• [What this task involves]: Every line of the following records that includes "border" should be copied.
☆ ☆ ☆ ☆ ☆
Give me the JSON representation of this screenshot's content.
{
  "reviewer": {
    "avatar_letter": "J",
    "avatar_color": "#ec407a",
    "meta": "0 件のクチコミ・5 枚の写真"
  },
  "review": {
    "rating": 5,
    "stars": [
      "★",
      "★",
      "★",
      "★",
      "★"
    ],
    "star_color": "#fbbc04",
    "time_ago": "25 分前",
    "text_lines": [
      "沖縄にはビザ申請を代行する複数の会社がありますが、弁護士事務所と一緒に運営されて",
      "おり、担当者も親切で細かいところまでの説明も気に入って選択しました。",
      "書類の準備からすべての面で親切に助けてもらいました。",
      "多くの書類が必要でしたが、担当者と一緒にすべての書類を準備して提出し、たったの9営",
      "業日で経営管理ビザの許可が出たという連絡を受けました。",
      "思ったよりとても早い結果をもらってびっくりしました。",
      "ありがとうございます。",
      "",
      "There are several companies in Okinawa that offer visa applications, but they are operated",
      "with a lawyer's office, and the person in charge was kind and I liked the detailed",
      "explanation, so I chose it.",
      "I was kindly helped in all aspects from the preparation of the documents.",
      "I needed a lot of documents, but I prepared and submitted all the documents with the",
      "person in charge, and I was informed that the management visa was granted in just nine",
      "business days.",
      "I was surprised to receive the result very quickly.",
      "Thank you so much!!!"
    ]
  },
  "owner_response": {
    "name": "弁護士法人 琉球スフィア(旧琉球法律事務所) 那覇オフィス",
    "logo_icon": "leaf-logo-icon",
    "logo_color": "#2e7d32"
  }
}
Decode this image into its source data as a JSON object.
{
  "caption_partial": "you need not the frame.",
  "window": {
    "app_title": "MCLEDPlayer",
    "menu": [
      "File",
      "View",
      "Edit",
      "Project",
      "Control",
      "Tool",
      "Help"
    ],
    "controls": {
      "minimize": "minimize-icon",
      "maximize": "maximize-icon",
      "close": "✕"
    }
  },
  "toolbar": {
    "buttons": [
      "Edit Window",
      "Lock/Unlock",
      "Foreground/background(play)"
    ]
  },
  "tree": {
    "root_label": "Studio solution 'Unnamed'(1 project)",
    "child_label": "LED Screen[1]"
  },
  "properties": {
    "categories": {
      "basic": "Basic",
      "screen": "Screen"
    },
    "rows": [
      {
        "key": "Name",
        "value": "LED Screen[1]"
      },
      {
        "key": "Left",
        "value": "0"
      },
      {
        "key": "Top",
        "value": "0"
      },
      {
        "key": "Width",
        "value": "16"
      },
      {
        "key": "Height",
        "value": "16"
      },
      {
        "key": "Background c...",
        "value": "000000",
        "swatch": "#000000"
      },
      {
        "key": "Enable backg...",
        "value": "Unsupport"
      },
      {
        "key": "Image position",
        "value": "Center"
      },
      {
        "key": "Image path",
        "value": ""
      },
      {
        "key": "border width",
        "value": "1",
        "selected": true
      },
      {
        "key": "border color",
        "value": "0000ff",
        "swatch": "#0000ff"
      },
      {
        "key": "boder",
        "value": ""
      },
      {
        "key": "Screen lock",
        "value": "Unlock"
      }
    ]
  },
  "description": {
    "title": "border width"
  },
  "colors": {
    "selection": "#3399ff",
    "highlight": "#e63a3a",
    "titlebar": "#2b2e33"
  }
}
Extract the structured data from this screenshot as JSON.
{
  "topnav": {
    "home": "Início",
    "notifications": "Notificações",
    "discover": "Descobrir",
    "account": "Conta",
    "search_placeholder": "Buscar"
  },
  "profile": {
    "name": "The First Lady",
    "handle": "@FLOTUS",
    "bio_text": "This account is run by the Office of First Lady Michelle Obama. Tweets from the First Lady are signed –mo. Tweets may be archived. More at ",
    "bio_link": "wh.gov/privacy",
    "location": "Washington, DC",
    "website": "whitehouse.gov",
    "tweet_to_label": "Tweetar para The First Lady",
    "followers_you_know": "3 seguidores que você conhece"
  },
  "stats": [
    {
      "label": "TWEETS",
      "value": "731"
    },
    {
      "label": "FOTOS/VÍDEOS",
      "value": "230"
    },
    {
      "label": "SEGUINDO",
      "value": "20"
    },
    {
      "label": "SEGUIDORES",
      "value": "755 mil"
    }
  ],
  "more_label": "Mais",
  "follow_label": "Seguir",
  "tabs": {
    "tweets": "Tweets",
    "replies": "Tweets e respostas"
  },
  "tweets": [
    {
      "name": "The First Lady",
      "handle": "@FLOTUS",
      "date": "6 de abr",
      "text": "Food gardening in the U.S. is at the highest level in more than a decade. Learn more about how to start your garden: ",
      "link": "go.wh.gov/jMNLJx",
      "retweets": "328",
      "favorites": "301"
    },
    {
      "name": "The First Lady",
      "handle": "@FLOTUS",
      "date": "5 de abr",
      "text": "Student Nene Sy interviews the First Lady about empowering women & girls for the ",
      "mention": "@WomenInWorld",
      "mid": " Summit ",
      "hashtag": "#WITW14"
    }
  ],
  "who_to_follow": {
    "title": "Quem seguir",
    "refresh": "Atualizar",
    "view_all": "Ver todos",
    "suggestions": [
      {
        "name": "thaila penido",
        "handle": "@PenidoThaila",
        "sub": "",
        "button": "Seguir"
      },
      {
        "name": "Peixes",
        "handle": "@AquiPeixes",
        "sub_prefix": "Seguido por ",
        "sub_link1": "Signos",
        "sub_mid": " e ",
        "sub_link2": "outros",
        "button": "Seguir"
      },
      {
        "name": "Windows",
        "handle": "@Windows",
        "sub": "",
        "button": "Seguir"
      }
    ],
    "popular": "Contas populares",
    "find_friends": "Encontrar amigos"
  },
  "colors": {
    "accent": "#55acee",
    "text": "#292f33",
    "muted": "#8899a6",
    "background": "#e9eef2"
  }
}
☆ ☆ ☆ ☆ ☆
• [Task solution]:
        "key": "border width",
        "key": "border color",
    "title": "border width"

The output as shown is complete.